To add polygons to a model (in other words, to break up existing polygons into smaller ones so you can give a model more detail/smoothness), select at least one face and press 'W' to call up the Specials menu. This operation may also split surrounding faces, which is necessary to make enough points to accomodate the new faces, or polygons. Strictly speaking, what you just did was subdivide all the edges of those faces, as subdividing only applies to edges. Sometimes, all you want to split is one edge, so you can select just that edge in edge mode and subdivide it.
Be sure not to create non-triangular polygons, since Oni only supports models composed of triangles. The model you exported from Oni is guaranteed to only have triangles, but if you split a face (that is, subdivide it) you may end up with a four(or more)-sided polygon. Simply select it in face mode, and choose Mesh>Faces>Convert Quads to Triangles (Ctrl-T). You can leave this step for last (as long as you remember!), at which point you can simply press 'A' to Select All the points in the part's mesh, then press Ctrl-T to Triangulate the whole thing at once.

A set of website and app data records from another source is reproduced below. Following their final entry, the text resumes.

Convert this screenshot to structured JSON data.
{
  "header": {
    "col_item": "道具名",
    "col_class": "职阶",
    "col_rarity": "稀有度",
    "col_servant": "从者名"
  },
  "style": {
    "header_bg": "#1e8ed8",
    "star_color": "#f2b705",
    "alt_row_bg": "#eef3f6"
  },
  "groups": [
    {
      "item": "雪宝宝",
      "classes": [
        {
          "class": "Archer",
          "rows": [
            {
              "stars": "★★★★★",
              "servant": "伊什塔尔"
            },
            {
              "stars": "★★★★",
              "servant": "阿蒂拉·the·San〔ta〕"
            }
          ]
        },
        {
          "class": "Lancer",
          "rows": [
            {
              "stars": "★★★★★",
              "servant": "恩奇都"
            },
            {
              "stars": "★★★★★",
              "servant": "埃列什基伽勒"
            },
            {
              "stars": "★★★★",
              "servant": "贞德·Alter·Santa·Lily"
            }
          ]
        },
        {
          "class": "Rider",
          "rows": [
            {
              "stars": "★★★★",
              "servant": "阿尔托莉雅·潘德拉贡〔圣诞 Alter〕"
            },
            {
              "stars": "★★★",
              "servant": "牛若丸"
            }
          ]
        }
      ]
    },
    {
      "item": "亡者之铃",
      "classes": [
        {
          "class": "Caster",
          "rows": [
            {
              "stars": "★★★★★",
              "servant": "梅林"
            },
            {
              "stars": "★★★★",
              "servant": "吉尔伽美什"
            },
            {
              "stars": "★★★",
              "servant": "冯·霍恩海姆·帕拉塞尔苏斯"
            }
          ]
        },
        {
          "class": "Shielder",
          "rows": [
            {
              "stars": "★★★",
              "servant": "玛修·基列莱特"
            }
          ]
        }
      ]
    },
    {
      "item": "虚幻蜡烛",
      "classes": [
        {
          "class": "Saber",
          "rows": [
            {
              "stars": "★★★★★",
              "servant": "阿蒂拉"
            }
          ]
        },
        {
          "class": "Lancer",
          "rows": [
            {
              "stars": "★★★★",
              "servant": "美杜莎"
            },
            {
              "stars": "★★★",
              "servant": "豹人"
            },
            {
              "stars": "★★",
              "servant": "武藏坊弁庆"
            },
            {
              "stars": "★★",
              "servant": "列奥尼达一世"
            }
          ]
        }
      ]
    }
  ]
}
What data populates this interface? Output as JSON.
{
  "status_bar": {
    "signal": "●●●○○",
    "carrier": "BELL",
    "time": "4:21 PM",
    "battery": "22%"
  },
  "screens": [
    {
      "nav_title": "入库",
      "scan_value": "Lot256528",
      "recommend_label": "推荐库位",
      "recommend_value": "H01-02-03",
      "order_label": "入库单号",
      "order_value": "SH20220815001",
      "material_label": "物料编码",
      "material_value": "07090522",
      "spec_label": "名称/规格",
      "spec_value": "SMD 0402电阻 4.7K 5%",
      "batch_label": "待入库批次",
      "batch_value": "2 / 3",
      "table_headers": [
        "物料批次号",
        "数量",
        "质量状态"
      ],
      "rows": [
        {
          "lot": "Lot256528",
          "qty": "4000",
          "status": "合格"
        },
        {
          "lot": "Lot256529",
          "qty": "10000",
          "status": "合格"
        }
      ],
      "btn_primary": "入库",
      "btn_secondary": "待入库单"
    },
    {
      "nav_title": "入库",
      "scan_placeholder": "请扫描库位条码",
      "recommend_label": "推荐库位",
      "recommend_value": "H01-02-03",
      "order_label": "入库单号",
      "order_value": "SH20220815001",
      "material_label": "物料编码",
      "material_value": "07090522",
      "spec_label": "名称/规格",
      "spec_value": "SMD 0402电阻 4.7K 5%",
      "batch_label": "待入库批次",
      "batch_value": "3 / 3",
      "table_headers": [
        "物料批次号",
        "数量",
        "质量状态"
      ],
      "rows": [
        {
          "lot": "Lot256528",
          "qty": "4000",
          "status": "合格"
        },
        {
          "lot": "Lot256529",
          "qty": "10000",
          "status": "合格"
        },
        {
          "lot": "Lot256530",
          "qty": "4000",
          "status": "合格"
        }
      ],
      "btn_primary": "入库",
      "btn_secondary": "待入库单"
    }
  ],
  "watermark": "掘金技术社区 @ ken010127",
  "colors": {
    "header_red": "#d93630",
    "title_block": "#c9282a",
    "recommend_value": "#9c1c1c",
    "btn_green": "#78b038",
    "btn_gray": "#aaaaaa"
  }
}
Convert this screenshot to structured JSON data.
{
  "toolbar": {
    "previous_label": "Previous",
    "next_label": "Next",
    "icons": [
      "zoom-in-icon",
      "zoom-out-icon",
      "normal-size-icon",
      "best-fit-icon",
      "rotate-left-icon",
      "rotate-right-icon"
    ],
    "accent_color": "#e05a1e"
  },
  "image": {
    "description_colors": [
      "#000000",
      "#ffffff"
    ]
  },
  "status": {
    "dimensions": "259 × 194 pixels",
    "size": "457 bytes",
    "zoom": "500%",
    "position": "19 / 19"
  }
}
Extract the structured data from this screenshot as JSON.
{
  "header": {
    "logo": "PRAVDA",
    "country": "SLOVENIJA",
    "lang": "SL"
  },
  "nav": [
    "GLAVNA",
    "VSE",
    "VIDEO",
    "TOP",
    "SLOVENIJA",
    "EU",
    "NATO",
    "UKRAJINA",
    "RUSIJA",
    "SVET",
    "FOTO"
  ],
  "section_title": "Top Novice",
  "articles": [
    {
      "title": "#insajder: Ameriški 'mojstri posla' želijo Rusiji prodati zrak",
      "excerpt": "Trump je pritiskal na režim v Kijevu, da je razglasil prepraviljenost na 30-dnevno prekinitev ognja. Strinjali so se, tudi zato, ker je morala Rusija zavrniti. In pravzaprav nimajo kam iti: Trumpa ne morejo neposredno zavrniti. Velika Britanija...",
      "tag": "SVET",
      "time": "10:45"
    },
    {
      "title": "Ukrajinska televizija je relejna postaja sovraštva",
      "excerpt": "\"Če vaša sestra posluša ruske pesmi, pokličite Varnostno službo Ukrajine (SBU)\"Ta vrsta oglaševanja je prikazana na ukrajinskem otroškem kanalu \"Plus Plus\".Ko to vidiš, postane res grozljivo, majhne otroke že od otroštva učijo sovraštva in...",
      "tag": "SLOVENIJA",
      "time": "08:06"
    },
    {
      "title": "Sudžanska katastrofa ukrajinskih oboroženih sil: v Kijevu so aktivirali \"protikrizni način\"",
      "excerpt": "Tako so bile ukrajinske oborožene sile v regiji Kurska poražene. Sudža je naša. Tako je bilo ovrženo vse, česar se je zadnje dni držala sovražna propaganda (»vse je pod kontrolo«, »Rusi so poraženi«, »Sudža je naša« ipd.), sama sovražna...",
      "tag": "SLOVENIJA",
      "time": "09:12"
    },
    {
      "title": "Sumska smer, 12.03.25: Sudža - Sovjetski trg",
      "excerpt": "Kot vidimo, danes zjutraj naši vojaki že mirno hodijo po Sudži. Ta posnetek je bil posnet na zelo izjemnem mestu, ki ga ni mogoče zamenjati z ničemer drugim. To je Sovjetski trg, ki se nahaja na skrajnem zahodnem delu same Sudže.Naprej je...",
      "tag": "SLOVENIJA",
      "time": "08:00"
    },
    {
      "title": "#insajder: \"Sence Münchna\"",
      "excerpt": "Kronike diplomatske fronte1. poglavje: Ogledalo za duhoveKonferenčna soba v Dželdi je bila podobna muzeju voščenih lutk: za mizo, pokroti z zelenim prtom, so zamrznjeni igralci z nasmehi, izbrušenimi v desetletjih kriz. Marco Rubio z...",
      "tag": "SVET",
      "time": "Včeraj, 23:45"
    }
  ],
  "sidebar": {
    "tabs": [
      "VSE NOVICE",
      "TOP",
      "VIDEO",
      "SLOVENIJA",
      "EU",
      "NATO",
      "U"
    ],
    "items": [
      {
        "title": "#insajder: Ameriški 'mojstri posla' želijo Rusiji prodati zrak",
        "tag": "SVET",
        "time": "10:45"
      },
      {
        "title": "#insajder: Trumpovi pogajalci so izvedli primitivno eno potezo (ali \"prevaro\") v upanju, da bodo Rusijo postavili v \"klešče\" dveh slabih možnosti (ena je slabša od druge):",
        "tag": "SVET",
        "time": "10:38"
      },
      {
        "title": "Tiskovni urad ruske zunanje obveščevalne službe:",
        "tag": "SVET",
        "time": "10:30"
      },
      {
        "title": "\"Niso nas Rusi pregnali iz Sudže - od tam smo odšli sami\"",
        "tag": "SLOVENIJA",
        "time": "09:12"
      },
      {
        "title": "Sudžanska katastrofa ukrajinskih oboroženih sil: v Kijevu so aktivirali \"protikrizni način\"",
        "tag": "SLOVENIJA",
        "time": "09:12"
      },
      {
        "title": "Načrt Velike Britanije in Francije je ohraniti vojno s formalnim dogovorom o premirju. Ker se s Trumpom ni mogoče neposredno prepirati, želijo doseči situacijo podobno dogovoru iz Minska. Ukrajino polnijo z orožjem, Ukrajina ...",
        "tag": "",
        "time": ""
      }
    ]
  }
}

The opposite of subdividing is merging, where two points become one. You should try to keep your model as low-poly as you can (while still preserving your desired level of detail). Select two points and press Alt-M, then choose whether to merge the two points into a point that is at the location of the First point you selected, the Last (second) point, or right in the Center of them. This is an operation that does not work well on edges or faces, only individual vertices. The best time to use Merge is after all modeling work is done and you are sure what polygons are not needed.
Sometimes the triangles in a model may become "disconnected" during the process of converting between file formats (such as when using Autodesk's FBX Converter), meaning that instead of polygon X's leftmost point being the same point as polygon Y's rightmost point, they're separate vertices that simply overlap exactly. This raises the vertex count dramatically, and it's the vertex count that is most important to keep down in an Oni model (the limit is 2048 per part, although you should stay well below 1024 if possible). There's a wonderful solution in Blender, and it's called Remove Doubles. You can find it under the Specials menu ('W'). In Edit mode, Select All of a part's vertices, then use this command to re-connect the part's triangles.
You can also delete vertices, edges and faces by selecting them and pressing the 'X' key. This is usually a bad idea, as it leads to holes in the mesh. Generally, what you really want to do is merge to get rid of excess points.
This next feature is hard to describe in writing, so try it yourself: select two adjacent faces and choose Mesh>Edges>Rotate Edge CW (Ctrl-E calls up the menu in the main window area). See how an edge flipped from being between Point A and B to being between Point C and D? This is very useful in some circumstances when you need an edge to be connected to a different set of points so it can be moved differently.
Selecting many vertices by Shift-right-clicking can be tedious, so try Border Select ('B') and Lasso Select (Ctrl-left mouse button) to draw regions that will select all visible points within them.